=== Section Start ===

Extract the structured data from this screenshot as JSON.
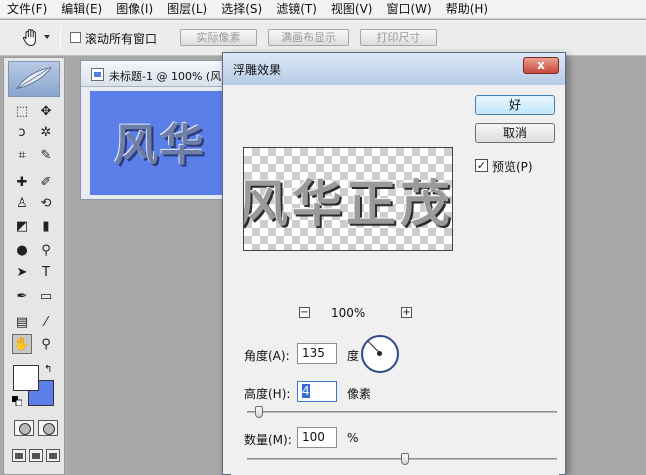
{
  "menu": {
    "items": [
      "文件(F)",
      "编辑(E)",
      "图像(I)",
      "图层(L)",
      "选择(S)",
      "滤镜(T)",
      "视图(V)",
      "窗口(W)",
      "帮助(H)"
    ]
  },
  "options": {
    "scroll_all_windows": "滚动所有窗口",
    "scroll_all_checked": false,
    "actual_pixels": "实际像素",
    "fit_screen": "满画布显示",
    "print_size": "打印尺寸",
    "tool_icon": "hand-icon"
  },
  "document": {
    "title": "未标题-1 @ 100% (风",
    "canvas_text": "风华",
    "canvas_color": "#5b7fe8"
  },
  "toolbox": {
    "background_color": "#5b7fe8",
    "foreground_color": "#ffffff",
    "tools": [
      {
        "name": "marquee-icon",
        "glyph": "⬚"
      },
      {
        "name": "move-icon",
        "glyph": "✥"
      },
      {
        "name": "lasso-icon",
        "glyph": "ↄ"
      },
      {
        "name": "magic-wand-icon",
        "glyph": "✲"
      },
      {
        "name": "crop-icon",
        "glyph": "⌗"
      },
      {
        "name": "slice-icon",
        "glyph": "✎"
      },
      {
        "name": "healing-brush-icon",
        "glyph": "✚"
      },
      {
        "name": "brush-icon",
        "glyph": "✐"
      },
      {
        "name": "stamp-icon",
        "glyph": "♙"
      },
      {
        "name": "history-brush-icon",
        "glyph": "⟲"
      },
      {
        "name": "eraser-icon",
        "glyph": "◩"
      },
      {
        "name": "gradient-icon",
        "glyph": "▮"
      },
      {
        "name": "blur-icon",
        "glyph": "●"
      },
      {
        "name": "dodge-icon",
        "glyph": "⚲"
      },
      {
        "name": "path-select-icon",
        "glyph": "➤"
      },
      {
        "name": "type-icon",
        "glyph": "T"
      },
      {
        "name": "pen-icon",
        "glyph": "✒"
      },
      {
        "name": "shape-icon",
        "glyph": "▭"
      },
      {
        "name": "notes-icon",
        "glyph": "▤"
      },
      {
        "name": "eyedropper-icon",
        "glyph": "⁄"
      },
      {
        "name": "hand-icon",
        "glyph": "✋"
      },
      {
        "name": "zoom-icon",
        "glyph": "⚲"
      }
    ]
  },
  "dialog": {
    "title": "浮雕效果",
    "close_glyph": "x",
    "ok_label": "好",
    "cancel_label": "取消",
    "preview_label": "预览(P)",
    "preview_checked": true,
    "preview_text": "风华正茂",
    "zoom": "100%",
    "zoom_out_glyph": "−",
    "zoom_in_glyph": "+",
    "angle_label": "角度(A):",
    "angle_value": "135",
    "angle_unit": "度",
    "height_label": "高度(H):",
    "height_value": "4",
    "height_unit": "像素",
    "amount_label": "数量(M):",
    "amount_value": "100",
    "amount_unit": "%",
    "height_slider_fraction": 0.04,
    "amount_slider_fraction": 0.51
  }
}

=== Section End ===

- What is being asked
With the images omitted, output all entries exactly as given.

- Expected output
Extract the structured data from this screenshot as JSON.
{
  "menu": {
    "items": [
      "文件(F)",
      "编辑(E)",
      "图像(I)",
      "图层(L)",
      "选择(S)",
      "滤镜(T)",
      "视图(V)",
      "窗口(W)",
      "帮助(H)"
    ]
  },
  "options": {
    "scroll_all_windows": "滚动所有窗口",
    "scroll_all_checked": false,
    "actual_pixels": "实际像素",
    "fit_screen": "满画布显示",
    "print_size": "打印尺寸",
    "tool_icon": "hand-icon"
  },
  "document": {
    "title": "未标题-1 @ 100% (风",
    "canvas_text": "风华",
    "canvas_color": "#5b7fe8"
  },
  "toolbox": {
    "background_color": "#5b7fe8",
    "foreground_color": "#ffffff",
    "tools": [
      {
        "name": "marquee-icon",
        "glyph": "⬚"
      },
      {
        "name": "move-icon",
        "glyph": "✥"
      },
      {
        "name": "lasso-icon",
        "glyph": "ↄ"
      },
      {
        "name": "magic-wand-icon",
        "glyph": "✲"
      },
      {
        "name": "crop-icon",
        "glyph": "⌗"
      },
      {
        "name": "slice-icon",
        "glyph": "✎"
      },
      {
        "name": "healing-brush-icon",
        "glyph": "✚"
      },
      {
        "name": "brush-icon",
        "glyph": "✐"
      },
      {
        "name": "stamp-icon",
        "glyph": "♙"
      },
      {
        "name": "history-brush-icon",
        "glyph": "⟲"
      },
      {
        "name": "eraser-icon",
        "glyph": "◩"
      },
      {
        "name": "gradient-icon",
        "glyph": "▮"
      },
      {
        "name": "blur-icon",
        "glyph": "●"
      },
      {
        "name": "dodge-icon",
        "glyph": "⚲"
      },
      {
        "name": "path-select-icon",
        "glyph": "➤"
      },
      {
        "name": "type-icon",
        "glyph": "T"
      },
      {
        "name": "pen-icon",
        "glyph": "✒"
      },
      {
        "name": "shape-icon",
        "glyph": "▭"
      },
      {
        "name": "notes-icon",
        "glyph": "▤"
      },
      {
        "name": "eyedropper-icon",
        "glyph": "⁄"
      },
      {
        "name": "hand-icon",
        "glyph": "✋"
      },
      {
        "name": "zoom-icon",
        "glyph": "⚲"
      }
    ]
  },
  "dialog": {
    "title": "浮雕效果",
    "close_glyph": "x",
    "ok_label": "好",
    "cancel_label": "取消",
    "preview_label": "预览(P)",
    "preview_checked": true,
    "preview_text": "风华正茂",
    "zoom": "100%",
    "zoom_out_glyph": "−",
    "zoom_in_glyph": "+",
    "angle_label": "角度(A):",
    "angle_value": "135",
    "angle_unit": "度",
    "height_label": "高度(H):",
    "height_value": "4",
    "height_unit": "像素",
    "amount_label": "数量(M):",
    "amount_value": "100",
    "amount_unit": "%",
    "height_slider_fraction": 0.04,
    "amount_slider_fraction": 0.51
  }
}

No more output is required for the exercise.